**** Extracted material

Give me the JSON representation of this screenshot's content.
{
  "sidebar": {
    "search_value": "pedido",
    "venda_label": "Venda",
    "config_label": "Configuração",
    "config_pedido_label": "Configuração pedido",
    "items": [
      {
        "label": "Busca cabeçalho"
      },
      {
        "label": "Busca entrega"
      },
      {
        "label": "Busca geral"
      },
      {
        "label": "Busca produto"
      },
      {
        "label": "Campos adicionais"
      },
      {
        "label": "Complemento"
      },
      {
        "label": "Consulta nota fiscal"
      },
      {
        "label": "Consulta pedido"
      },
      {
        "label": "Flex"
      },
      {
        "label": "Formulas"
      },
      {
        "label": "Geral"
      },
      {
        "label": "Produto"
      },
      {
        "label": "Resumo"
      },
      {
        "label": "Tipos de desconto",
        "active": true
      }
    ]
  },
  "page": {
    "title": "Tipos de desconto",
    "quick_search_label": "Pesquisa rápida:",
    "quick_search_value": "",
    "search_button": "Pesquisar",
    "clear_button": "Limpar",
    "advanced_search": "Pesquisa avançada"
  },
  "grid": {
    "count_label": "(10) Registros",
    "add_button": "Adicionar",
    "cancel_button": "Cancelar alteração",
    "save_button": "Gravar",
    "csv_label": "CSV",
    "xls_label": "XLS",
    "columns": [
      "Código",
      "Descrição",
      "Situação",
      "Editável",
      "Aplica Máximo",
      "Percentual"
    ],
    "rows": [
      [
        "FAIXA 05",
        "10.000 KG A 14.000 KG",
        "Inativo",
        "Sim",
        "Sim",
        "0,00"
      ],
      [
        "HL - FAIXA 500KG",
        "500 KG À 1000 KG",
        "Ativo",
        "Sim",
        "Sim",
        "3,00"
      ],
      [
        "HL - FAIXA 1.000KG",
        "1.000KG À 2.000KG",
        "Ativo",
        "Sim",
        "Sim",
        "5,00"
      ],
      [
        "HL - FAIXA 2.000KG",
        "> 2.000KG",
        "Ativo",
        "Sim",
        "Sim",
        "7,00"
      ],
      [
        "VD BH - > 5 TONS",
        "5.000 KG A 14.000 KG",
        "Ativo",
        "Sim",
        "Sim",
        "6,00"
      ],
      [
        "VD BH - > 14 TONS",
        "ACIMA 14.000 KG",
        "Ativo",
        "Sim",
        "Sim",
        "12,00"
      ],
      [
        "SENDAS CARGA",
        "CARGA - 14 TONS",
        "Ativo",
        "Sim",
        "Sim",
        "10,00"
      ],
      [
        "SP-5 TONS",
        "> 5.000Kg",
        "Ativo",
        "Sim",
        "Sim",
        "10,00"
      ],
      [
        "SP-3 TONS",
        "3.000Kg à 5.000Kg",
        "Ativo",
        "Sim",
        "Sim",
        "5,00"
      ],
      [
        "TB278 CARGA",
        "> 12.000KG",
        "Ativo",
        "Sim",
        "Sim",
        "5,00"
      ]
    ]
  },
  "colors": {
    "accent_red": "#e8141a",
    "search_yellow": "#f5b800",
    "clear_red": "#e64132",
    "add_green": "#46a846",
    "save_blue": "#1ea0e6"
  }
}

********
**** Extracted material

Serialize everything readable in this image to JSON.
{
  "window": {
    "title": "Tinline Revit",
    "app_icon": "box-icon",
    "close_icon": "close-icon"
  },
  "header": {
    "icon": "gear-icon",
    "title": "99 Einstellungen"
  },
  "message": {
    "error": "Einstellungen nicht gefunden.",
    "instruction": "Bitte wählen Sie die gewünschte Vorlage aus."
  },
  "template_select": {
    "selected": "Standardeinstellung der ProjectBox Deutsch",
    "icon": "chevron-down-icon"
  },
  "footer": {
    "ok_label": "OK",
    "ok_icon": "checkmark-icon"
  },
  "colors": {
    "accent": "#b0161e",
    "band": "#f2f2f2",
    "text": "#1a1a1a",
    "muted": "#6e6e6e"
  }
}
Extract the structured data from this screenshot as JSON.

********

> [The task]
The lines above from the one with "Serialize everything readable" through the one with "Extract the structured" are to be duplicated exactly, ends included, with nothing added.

> [Task solution]
Serialize everything readable in this image to JSON.
{
  "window": {
    "title": "Tinline Revit",
    "app_icon": "box-icon",
    "close_icon": "close-icon"
  },
  "header": {
    "icon": "gear-icon",
    "title": "99 Einstellungen"
  },
  "message": {
    "error": "Einstellungen nicht gefunden.",
    "instruction": "Bitte wählen Sie die gewünschte Vorlage aus."
  },
  "template_select": {
    "selected": "Standardeinstellung der ProjectBox Deutsch",
    "icon": "chevron-down-icon"
  },
  "footer": {
    "ok_label": "OK",
    "ok_icon": "checkmark-icon"
  },
  "colors": {
    "accent": "#b0161e",
    "band": "#f2f2f2",
    "text": "#1a1a1a",
    "muted": "#6e6e6e"
  }
}
Extract the structured data from this screenshot as JSON.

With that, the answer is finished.